In those early days there was no mill nearer than Decorah and Freeport, about twenty miles distant. With ox teams it took one day to go and another to come back, besides waiting from one to three days at the mill to get the grist. Some time later a mill was built on the Canoe river, known as Springwater, about ten miles off; and still later a mill was built inside the township at what is now known as Highlandville. This mill was discontinued because the water power failed. The mill was owned by one Peter Olson, who died a short time ago. From the beginning and up in 1860, nearly all parts of the township were more or less settled. In the winter of 1857 there was a big snow on the ground from two to three feet deep. A rain on the top of that and cold weather made an ice crust about one inch thick, so that no teams could move without first crushing down the ice. Some people had their hay stacked out on the prairie where it was mowed, and the writer of these lines has seen men on snow shoes with a hand sled drawing their hay home, a distance of about two miles, on the top of that ice. Such were the pioneer days for the first settlers.
The first school in the township was taught by Addison Hoag in a private house belonging to N. N. Kjomme, but soon after a log schoolhouse was built on the four corners near the center of the township. The first teacher in that schoolhouse was Samuel Aikins, a well known resident from over the line in Minnesota. Another schoolhouse was shortly after built in the west part of the township, on section 7, by private subscriptions, and that schoolhouse was afterwards moved one mile south.
At the present time the township is well provided with schools, having six on a territory of twenty-six and one-half sections of land. A small part of the township belongs to Pleasant township for school matters.
During the War of the Rebellion the township furnished several soldiers as volunteers and some substitutes who were paid a liberal bounty by the residents to save the township from drafting.
There is no record old enough to show who were the first township officers but among some of the oldest officers were K. Tobiason, John Anderson Kroshus, Nels N. Kjomme, Aad Nordheim, F. M. Gumning, Amnon Arneson and some others.
There is only one town inside the township, the platted village of Highlandville. It has a population of a little over one hundred. It is a town without any railroad, and yet it is doing a lively business as a country town. Besides a post office there are three general stores, one blacksmith shop, one creamery, one doctor, two or three establishments for the sale of farm machinery, besides mechanics, and last, but not least, a new modern schoolhouse, built lately at a cost of about twenty-five hundred dollars. The building looks well and is an improvement to the town.

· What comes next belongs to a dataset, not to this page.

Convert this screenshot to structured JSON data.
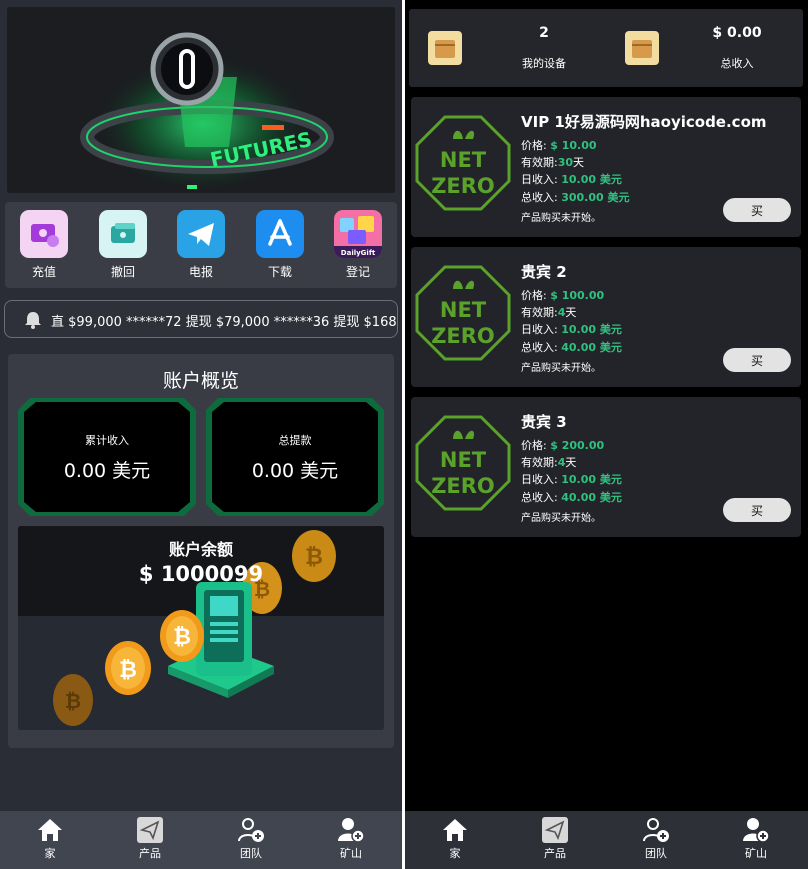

There is one Lutheran church inside the township and two creameries doing good business. The farmers of the township have made good progress and as a rule are well to do. Highland township had 808 residents in 1890; 829 in 1900, and 785 in 1910.
Also on the Web
- Highland Lutheran Church also offers a wonderful look at the early history of its congregation.
- Paul Cutting of Decorah has visited a few of the relics of Highland Township and has some nice photos of the old houses occupied by these settlers.
- Decorah Genealogy Association provides E.J. Weigle’s account of early Highland Township history.